Exclusionary Politics and Science
The realization by Egyptologists of Semitic seminality produced a bizarre result. The search for pre-dynastic evidence virtually ceased! Dr. Trigger, of the McGill Department of Anthropology, pondered upon this peculiar circumstance: "The conviction that Egypt was not an important center of plant and animal domestication and a consequence shift of interest to south-western Asia are, in part, responsible for the dearth of field-work on Pre-Dynastic sites in recent years."23
On the one hand, sites such as el Yehudiya ("Jew-Town" - see map on page 3) were abandoned, left for scavengers to ravage its remaining artifacts. On the other hand, attention was focused on every minutia of Egyptian origin to bolster the theory of autochthonous cultural development in Egypt.
A hiatus in Egyptological research also resulted from a lack of attention to the life of ordinary people, a defect of archaeological research that has only recently been addressed.
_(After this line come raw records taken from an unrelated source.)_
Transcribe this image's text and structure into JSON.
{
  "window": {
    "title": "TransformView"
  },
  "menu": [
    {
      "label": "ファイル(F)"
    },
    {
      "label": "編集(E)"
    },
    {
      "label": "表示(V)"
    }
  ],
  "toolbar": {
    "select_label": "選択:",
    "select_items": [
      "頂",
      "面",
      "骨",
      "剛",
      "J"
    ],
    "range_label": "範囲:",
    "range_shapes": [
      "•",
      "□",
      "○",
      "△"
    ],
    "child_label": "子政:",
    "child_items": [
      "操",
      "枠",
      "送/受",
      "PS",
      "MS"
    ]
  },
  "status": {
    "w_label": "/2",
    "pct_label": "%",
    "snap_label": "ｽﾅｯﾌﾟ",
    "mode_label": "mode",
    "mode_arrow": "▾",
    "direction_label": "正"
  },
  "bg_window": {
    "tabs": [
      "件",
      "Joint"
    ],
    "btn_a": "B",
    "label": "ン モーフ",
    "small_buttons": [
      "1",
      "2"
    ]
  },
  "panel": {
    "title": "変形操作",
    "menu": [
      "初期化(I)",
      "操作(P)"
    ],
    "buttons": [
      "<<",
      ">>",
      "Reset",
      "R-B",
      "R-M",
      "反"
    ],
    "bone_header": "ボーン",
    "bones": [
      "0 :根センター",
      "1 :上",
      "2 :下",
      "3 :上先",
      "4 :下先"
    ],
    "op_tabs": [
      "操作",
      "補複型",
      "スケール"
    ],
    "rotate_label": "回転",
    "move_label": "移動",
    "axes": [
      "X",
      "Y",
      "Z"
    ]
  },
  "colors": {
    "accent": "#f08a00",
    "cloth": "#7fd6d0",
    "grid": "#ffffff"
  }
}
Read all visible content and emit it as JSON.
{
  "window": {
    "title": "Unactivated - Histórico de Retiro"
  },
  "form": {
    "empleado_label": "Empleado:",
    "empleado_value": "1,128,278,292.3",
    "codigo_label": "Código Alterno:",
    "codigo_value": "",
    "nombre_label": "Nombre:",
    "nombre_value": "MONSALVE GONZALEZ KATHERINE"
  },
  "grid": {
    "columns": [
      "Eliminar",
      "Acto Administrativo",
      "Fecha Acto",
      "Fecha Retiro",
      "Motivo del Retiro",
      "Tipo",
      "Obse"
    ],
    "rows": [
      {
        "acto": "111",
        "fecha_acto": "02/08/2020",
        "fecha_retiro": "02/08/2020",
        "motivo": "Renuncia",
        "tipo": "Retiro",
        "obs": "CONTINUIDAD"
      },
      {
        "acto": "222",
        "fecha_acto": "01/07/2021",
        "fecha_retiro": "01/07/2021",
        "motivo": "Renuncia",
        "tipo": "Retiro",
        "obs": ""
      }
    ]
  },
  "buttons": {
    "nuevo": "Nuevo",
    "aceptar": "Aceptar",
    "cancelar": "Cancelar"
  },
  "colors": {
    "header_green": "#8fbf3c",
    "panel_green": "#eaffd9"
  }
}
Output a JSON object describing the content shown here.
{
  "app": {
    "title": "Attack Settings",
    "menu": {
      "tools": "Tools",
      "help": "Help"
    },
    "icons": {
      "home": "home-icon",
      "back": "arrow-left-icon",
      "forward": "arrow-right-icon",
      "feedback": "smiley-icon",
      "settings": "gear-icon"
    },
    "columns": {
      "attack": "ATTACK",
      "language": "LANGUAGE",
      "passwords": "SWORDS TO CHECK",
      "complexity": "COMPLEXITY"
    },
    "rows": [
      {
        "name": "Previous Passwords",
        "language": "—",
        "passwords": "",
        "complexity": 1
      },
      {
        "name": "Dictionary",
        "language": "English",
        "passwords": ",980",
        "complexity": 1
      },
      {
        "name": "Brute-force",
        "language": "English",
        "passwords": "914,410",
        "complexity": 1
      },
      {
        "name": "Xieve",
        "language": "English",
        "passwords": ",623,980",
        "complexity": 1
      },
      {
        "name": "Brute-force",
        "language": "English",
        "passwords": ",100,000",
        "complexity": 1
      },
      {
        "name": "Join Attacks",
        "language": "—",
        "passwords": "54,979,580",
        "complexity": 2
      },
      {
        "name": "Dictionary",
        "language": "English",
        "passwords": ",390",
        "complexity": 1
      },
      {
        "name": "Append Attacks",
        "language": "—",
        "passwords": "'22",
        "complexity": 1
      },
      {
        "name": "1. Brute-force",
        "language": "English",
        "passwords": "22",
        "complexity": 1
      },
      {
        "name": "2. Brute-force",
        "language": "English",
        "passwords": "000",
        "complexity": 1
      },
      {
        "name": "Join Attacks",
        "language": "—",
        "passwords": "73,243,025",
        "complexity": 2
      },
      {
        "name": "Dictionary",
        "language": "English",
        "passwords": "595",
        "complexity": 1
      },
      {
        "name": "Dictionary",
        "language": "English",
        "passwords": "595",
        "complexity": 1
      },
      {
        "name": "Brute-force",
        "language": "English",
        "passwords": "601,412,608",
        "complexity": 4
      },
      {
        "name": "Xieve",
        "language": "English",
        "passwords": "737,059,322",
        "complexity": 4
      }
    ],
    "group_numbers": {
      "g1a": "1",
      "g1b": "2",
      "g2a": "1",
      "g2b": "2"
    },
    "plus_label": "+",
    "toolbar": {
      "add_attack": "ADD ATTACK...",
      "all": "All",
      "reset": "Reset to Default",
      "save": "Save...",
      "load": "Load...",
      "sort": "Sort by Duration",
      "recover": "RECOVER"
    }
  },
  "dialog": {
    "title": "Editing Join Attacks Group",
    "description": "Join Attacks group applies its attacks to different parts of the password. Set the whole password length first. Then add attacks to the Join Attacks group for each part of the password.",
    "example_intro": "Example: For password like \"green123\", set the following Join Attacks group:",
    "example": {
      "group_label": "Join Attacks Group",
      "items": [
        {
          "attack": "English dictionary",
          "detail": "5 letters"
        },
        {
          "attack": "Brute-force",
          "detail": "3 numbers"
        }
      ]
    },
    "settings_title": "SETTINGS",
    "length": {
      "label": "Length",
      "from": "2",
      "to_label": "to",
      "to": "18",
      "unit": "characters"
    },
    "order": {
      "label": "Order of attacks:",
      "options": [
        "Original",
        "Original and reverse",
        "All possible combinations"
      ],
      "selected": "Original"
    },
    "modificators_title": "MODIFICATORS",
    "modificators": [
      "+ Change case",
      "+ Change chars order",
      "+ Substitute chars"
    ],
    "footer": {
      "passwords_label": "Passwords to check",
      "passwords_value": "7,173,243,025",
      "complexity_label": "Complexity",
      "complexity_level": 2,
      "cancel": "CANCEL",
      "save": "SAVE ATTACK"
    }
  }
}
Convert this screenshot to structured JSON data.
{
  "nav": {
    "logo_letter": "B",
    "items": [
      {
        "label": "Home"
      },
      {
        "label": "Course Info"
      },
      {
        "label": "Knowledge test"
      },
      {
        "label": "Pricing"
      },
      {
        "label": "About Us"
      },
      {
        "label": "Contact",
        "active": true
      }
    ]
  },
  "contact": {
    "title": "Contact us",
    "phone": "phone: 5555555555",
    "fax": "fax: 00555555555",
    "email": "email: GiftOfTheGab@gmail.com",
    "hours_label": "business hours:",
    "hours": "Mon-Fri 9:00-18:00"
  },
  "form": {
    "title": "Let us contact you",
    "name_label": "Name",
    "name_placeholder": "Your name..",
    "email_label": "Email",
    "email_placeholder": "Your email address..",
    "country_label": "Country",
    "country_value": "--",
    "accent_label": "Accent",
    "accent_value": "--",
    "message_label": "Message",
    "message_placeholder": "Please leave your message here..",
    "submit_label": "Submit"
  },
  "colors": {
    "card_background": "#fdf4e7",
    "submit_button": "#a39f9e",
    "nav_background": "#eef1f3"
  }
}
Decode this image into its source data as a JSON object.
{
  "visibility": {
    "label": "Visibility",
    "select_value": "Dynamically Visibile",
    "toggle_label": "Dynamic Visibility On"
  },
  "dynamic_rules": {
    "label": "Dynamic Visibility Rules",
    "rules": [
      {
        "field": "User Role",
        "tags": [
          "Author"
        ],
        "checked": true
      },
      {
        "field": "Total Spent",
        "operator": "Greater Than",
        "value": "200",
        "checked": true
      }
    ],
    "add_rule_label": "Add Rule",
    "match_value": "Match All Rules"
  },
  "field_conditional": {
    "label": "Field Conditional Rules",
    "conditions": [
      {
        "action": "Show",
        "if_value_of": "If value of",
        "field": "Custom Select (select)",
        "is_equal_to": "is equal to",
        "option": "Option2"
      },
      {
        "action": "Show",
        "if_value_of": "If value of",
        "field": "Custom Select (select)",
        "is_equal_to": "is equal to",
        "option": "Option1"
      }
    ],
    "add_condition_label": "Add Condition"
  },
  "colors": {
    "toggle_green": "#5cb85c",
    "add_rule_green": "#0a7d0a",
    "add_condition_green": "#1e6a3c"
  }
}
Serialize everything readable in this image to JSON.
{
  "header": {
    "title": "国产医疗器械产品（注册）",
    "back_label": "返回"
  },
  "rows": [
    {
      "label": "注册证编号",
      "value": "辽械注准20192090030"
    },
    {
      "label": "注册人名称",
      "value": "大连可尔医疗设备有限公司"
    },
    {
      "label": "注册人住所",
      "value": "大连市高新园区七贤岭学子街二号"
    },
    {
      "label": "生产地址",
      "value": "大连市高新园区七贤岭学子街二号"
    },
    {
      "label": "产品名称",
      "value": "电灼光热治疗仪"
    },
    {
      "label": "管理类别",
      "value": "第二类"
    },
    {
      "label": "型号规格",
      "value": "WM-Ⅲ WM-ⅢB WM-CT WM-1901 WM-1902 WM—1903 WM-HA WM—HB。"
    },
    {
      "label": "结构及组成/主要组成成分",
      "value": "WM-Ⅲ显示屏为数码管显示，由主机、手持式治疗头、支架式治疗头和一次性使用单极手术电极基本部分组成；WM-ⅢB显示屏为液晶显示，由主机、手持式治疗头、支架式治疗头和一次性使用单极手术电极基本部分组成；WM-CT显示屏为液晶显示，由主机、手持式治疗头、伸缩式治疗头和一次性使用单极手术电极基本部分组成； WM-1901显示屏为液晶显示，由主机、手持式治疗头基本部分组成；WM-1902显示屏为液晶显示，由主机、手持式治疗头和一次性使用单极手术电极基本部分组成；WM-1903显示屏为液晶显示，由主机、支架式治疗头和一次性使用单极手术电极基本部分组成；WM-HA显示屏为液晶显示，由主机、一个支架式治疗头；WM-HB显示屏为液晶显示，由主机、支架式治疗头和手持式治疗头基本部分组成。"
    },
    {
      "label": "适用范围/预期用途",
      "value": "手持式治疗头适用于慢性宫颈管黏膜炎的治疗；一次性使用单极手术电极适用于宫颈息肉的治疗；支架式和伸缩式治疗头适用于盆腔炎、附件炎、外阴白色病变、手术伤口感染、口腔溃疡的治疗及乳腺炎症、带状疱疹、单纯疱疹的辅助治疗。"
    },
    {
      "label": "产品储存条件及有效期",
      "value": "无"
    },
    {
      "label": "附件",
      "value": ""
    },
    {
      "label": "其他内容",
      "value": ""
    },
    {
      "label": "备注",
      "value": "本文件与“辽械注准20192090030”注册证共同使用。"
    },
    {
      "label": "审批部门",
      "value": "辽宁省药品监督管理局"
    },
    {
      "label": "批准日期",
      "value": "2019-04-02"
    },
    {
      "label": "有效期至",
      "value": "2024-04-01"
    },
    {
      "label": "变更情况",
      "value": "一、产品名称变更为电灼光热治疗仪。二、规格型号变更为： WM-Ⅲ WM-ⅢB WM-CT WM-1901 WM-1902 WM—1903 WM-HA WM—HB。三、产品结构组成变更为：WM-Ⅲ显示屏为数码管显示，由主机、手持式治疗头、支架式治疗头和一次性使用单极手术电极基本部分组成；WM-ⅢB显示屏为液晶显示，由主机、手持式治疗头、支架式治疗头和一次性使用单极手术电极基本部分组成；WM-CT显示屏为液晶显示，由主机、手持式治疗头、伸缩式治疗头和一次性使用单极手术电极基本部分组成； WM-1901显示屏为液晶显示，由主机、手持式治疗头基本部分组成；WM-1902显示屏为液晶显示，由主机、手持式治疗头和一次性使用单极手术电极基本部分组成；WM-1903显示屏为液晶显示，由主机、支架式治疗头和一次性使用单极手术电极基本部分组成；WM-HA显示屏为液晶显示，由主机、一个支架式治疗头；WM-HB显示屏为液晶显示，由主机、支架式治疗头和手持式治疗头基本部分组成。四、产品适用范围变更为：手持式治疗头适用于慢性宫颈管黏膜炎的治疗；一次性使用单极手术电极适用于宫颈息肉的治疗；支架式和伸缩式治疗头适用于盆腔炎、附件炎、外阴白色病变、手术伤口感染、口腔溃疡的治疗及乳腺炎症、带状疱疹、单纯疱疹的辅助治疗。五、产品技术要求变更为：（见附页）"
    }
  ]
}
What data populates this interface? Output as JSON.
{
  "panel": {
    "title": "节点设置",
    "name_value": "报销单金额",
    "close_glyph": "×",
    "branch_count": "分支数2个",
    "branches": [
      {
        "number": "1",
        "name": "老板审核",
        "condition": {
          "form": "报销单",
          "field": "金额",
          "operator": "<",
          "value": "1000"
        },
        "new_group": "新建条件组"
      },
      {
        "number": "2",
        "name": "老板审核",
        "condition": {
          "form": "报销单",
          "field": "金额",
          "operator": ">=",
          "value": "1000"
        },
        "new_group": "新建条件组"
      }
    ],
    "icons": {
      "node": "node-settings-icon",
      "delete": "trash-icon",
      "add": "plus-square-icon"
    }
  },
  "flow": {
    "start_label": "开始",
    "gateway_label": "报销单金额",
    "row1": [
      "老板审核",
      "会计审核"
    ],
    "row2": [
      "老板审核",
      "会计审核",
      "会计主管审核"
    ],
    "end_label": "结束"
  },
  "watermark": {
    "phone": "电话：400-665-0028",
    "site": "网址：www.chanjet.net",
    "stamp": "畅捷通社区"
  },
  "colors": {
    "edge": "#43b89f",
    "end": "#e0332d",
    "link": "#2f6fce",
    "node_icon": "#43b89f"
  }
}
The Asiatic communities were farmers, artisans and traders, headed by local chieftains. No massive monuments were erected in their villages for future tourists to gawk at, no hedonistic sculptures were produced for museums to vie over, nor were the chieftains entombed with golden artifacts for future collectors to salivate over.
"It is no wonder that the present state of studies of ancient Egyptian civilization is enormously one-sided," declared Manfred Bietak, excavator of Qantir, the site on which the biblical city of Avaris was identified. "In Egypt, temple sites and cemeteries have been chosen as objects of excavation and study because they yield more museum objects and, with their imposing architecture and representations of fine arts, are far more likely to impress the trustees of institutions than the decayed mud-brick architecture of town sites with their tons of potsherds."24
History, it was wisely said, repeats itself. After 1500 years of periods of stagnation another Semitic influx had a revolutionary impact upon the culture of Egypt. Their contribution is being likewise ignored or denigrated.
The story of how the Semites brought the Bronze Age to Egypt follows.
1: James Henry Breasted, A History of Egypt, 1905, reprint, Bantam, NY 1964, 4,20.
2: Michael A. Hoffman, Egypt Before the Pharaohs London, 1980, 27.
3: Hoffman, Ibid, 181.
4: Hoffman, Ibid, 169.
5: Hoffman, Ibid, 186, 189.
6: G.E. Wright, "The Archaeology of Palestine from the Neolithic through the Middle Bronze Age," Journal of the American Oriental Society 91, (1971) 276-293.
7: Wenderf et al, Egyptian Prehistory; Some New Concepts" Science, 1969, 1161-1171.
8: Hoffman, Ibid., 196.
8b: Trigger et al, Ibid., 25-26.
9: Trigger et all citing Kantor, "Relative Chronology of Egypt," Ibid., 9.
10: D.E. Derry, "The Dynastic Race in Egypt," Journal of Egyptian Archaeology, 42 (1956), 42.
11: .Hoffman, Ibid., 214.
12: Cyril Aldred, The Egyptians, 1961, London 77.
13: Louis A. Waddell, Egyptian Civilization, Its Sumerian Origin & Real Chronology and Sumerian Origin of Egyptian Hieroglyphs, 1933, 85-91.
14: Trigger et al, Ibid., 60.
15: Bietak, Ibid., 129.
16: H. J. Kantor, "The Relative Chronology of Egypt and its Foreign Correlations before the Bronze Age," in Chronologies in Old World Archaeology, ed. R. Ehrlich Un. Of Chicago Press, 1965, 1-46.
17: Will Durant, Our Oriental Heritage, New York 1954, 135.
18: Percy S. P. Handcock, Mesopotamian Archaeology, New York, 1963, 5.
19: John A. Wilson, The Culture of Ancient Egypt, ( Un. Of Chicago Press, 1963, 39.
20: F. Wendorf et al, "Egyptian Prehistory, Some New Concepts," Science, 1969. 1161-1171.
21: Sir Alan Gardner, Egypt of the Pharoahs, Oxford Un. Press, 1979, 19.
22: William C. Hayes, The Scepter of Egypt, Part 2: The Hyksos Period and the New Kingdom (1675-1080 B.C.), Metropolitan Museum of Art, 1968, 4.
23: RosalieDavid, The Ancient Egyptians, London, 1982, 12.
24: Manfred Bietak, "Urban Archaeology and the 'Town Problem' in Ancient Egypt, Egyptology, 1919, 97.